Extracted entries:
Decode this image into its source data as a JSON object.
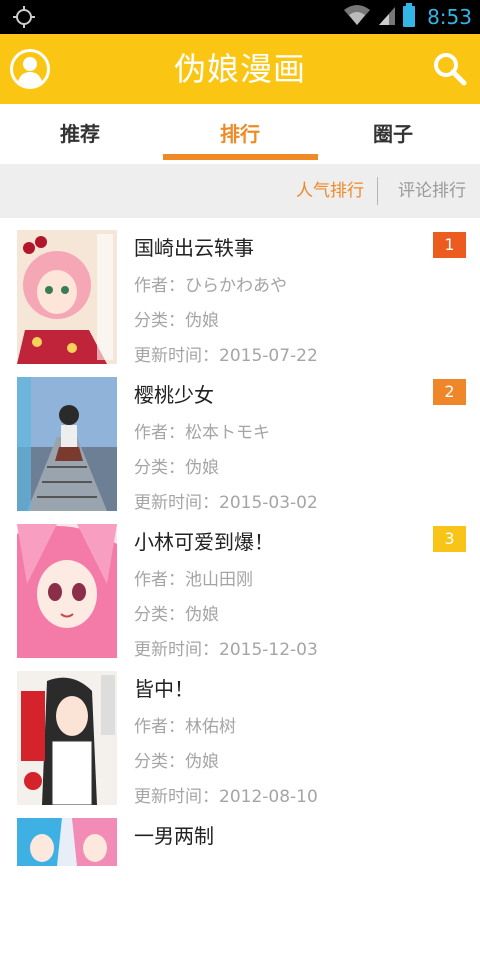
{
  "status_bar": {
    "time": "8:53",
    "icons": [
      "target-icon",
      "wifi-icon",
      "signal-icon",
      "battery-icon"
    ],
    "time_color": "#33b5e5"
  },
  "app_bar": {
    "title": "伪娘漫画",
    "color": "#fbc613",
    "left_icon": "avatar-icon",
    "right_icon": "search-icon"
  },
  "tabs": [
    {
      "label": "推荐",
      "active": false
    },
    {
      "label": "排行",
      "active": true
    },
    {
      "label": "圈子",
      "active": false
    }
  ],
  "accent_color": "#ef8a26",
  "sort": {
    "hot": "人气排行",
    "comment": "评论排行"
  },
  "items": [
    {
      "title": "国崎出云轶事",
      "author": "作者：ひらかわあや",
      "category": "分类：伪娘",
      "date": "更新时间：2015-07-22",
      "rank": "1",
      "rank_color": "#ec5c1e"
    },
    {
      "title": "樱桃少女",
      "author": "作者：松本トモキ",
      "category": "分类：伪娘",
      "date": "更新时间：2015-03-02",
      "rank": "2",
      "rank_color": "#f0862a"
    },
    {
      "title": "小林可爱到爆！",
      "author": "作者：池山田刚",
      "category": "分类：伪娘",
      "date": "更新时间：2015-12-03",
      "rank": "3",
      "rank_color": "#f7c417"
    },
    {
      "title": "皆中！",
      "author": "作者：林佑树",
      "category": "分类：伪娘",
      "date": "更新时间：2012-08-10"
    },
    {
      "title": "一男两制"
    }
  ]
}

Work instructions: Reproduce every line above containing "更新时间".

Your response:
      "date": "更新时间：2015-07-22",
      "date": "更新时间：2015-03-02",
      "date": "更新时间：2015-12-03",
      "date": "更新时间：2012-08-10"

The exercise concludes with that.